The graphical effects do their job with the different colours, rockets that seek their targets in a cool way but don’t expect the latest treats like HDR or so, the engine looks quite a bit aged. No physics either but I won’t say that that’s such a big loss in a fast action game like this. The number of maps is on the low side. Nine different ones, with each a distinctive theme but it doesn’t really provide enough variation. It’s a mystery why they aren’t larger either. Sounds are ok, nothing that elevates the whole experience but also no real bummers (except perhaps for the underwhelming announcer).

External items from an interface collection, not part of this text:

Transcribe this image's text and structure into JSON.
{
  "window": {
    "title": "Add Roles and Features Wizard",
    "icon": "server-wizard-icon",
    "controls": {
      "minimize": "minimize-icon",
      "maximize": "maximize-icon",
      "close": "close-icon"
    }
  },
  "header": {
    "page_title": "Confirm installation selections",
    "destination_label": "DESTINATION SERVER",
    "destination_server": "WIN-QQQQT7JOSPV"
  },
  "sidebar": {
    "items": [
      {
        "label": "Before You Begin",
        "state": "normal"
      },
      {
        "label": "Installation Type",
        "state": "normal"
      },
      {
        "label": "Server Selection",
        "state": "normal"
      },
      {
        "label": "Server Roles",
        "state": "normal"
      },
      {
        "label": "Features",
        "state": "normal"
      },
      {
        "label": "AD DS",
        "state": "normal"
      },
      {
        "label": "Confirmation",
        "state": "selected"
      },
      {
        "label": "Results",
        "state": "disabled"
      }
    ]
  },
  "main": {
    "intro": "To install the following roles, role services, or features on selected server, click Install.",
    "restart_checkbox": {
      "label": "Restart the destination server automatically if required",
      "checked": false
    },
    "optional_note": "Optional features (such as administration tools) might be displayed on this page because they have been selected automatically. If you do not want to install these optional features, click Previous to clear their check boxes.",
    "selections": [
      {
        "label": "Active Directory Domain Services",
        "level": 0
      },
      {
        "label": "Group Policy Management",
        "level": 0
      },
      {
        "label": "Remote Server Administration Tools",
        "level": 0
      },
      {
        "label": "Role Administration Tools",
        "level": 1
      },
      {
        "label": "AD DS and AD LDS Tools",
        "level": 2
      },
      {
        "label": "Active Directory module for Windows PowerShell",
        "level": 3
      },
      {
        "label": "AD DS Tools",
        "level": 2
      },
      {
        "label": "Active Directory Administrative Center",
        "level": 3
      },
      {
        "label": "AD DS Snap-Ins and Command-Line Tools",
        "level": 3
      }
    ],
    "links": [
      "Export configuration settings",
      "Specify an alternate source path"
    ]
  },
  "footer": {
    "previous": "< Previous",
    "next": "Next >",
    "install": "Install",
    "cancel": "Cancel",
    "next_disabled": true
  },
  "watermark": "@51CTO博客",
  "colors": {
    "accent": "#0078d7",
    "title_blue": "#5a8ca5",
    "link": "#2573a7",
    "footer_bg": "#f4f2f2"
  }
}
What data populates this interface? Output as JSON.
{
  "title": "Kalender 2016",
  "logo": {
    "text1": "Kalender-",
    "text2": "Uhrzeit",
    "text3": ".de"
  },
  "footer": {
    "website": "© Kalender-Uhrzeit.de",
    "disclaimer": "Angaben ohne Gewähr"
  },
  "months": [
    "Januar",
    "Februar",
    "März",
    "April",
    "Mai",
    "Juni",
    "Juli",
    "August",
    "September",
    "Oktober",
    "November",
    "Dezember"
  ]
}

It’s a shame that more intriguing multiplayer modes like Capture the Flag or Bomb Assault are only available in multiplayer. Why? It’s a pain in the ass to even get playing since you’re wondering where all the action is (read: the game isn’t that terribly popular). One can perhaps not blame the developers for that, but on the other hand, some support for other matchmaking systems like Xfire or All Seeing Eye might have helped.

War World doesn’t bring much new stuff to the table. In fact, you could say it is as generic as any third person robot shooter can be. Not that we have been spoiled with many of such shooters for PC the last few years but still, the features of War World are too standardfare and the game itself is below average. The lower price and the low system requirements aren’t enough of an excuse for that. If you’re just looking for a quick and VERY basic action game, who knows, then this might still be something for you. Trying out the demo might answer your dilemma whether you should buy it or not.

  • Fast-paced action
  • Low system requirements
  • That plane is so damn cool…
  • Little to no variation
  • Only nine real maps
  • … but that’s also the only thing that really shines out
  • No editor